Such occupations are the source of generational hatreds and extreme nationalism - and if such occupation becomes permanent, then even terrorism. And most peoples have much longer collective memories than Americans. We have no clue how bitter the experience of foreign occupation is, nor how the desire for home rule can make people outright bloodthirsty.

I have never heard of Ah, Ca Ira. Maybe I'll teach it to Leo. ;-)

Father Hollywood said...

Dear Ted:

No cake. Just a normal hot day in Louisiana. :-)

Father Hollywood said...

Dear Bill:

Thanks for the article. Every country has some kind of national festival - usually rooted in some national mythology.

Bastille Day just happens to be the French National holiday. Our own 4th of July is also bunk. Instead of commemorating American Independence - which was declared on July 2nd - we celebrate a congressional resolution, an act of political bureaucracy. It would be years later before independence was actually achieved and recognized by the world.

I read a recent quote from historian Clyde Wilson regarding the shift in our own national mythology from Washington to Lincoln as memorialized in their respective statuary: "The symbol of America has been transformed from George Washington on his white horse to a corporate lawyer/lobbyist in an armchair." And if you look at Lincoln's armchair at the Mall, you will see fasces - the same symbol as on the reverse of the FDR dime. Very appropriate.

Of course, I prefer February 22 as independence day... ;-)

William Gleason said...

I saw that quote from Wilson on LRC re the fascis on the Lincoln shrine. I have known about those for some time now. Yet, whenever I point it out to people, nobody seems to understand the significance or even cares. And of course, trying to explain things like the origins of "red, white, and blue," and other revolutionary history makes their eyes glaze over.
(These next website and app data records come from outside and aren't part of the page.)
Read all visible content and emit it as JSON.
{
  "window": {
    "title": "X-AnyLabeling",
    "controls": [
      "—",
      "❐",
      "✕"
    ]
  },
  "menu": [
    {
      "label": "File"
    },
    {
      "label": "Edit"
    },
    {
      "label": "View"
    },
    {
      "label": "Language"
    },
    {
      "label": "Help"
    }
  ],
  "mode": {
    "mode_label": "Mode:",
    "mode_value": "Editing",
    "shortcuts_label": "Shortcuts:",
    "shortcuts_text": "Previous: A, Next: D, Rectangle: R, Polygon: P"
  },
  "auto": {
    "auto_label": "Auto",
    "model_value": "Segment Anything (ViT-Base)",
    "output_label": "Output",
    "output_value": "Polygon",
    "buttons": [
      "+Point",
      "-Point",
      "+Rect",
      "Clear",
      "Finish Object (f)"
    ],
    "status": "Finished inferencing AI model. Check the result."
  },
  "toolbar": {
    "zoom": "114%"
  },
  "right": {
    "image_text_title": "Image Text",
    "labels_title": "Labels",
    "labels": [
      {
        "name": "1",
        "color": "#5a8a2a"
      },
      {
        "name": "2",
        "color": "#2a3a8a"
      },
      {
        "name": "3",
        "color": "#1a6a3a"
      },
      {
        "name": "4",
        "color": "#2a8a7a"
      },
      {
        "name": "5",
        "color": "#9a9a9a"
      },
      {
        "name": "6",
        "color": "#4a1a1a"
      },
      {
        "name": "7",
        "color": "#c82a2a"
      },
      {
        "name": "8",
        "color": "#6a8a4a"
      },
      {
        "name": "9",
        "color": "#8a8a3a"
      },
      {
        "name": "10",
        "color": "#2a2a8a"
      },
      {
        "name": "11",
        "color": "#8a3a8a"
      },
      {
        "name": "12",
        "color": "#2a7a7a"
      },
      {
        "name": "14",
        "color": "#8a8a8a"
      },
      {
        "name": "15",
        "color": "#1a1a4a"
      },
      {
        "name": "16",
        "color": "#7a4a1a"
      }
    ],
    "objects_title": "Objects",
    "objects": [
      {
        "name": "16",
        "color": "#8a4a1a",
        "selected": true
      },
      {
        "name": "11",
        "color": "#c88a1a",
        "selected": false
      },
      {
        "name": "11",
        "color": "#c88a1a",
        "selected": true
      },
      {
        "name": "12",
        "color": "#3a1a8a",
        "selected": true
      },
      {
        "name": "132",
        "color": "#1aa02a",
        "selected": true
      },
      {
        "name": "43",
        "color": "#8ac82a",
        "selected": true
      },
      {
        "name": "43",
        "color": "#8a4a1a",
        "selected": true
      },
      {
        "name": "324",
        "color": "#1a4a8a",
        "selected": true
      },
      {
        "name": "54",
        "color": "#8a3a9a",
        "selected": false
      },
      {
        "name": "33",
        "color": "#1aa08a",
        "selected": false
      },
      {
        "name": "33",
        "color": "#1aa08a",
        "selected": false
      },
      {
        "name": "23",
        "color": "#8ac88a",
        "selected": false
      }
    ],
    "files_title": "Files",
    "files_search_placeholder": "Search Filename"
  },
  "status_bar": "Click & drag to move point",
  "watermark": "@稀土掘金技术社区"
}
February 22...Washington's birthday?

Rev. Jack A. Kozak said...

Permit me to correct myself and say that the French are not 'currently' or 'since 1917' the best of allies.

I am not as up on the French Revolution as I should be, but I don't think France was occupied by foreign powers in the late 1790s. I thought the revolution was against the ruling aristocracy and the RC church. Perhaps the Vatican is the occupier? "Ca Ira" is quite explicit in hatred for the clergy and church, and predates La Marseillaise by a few years.

Father Hollywood said...

Dear Jack:

No, but the anthem becomes more poignant in times of occupation. Just as in the days after 911, the Star Spangled Banner took on a new meaning.

France was an American ally in WW2.

But then again, to us, the word "ally" carries less the meaning of "friend" and more of "puppet."

Ally means we get military bases on your land, you don't get any on ours. It means your troops serve under our command, we don;t serve under yours. You dip your flag to us, we don't dip ours to anyone.

So, in the current world order, not everyone wants to be an American "ally" - at least if they value their own sovereignty.

If "Ca Ira" expresses hatred for Roman Catholic clergy, maybe CPH could use it for a special Reformation Day-themed VBS. ;-)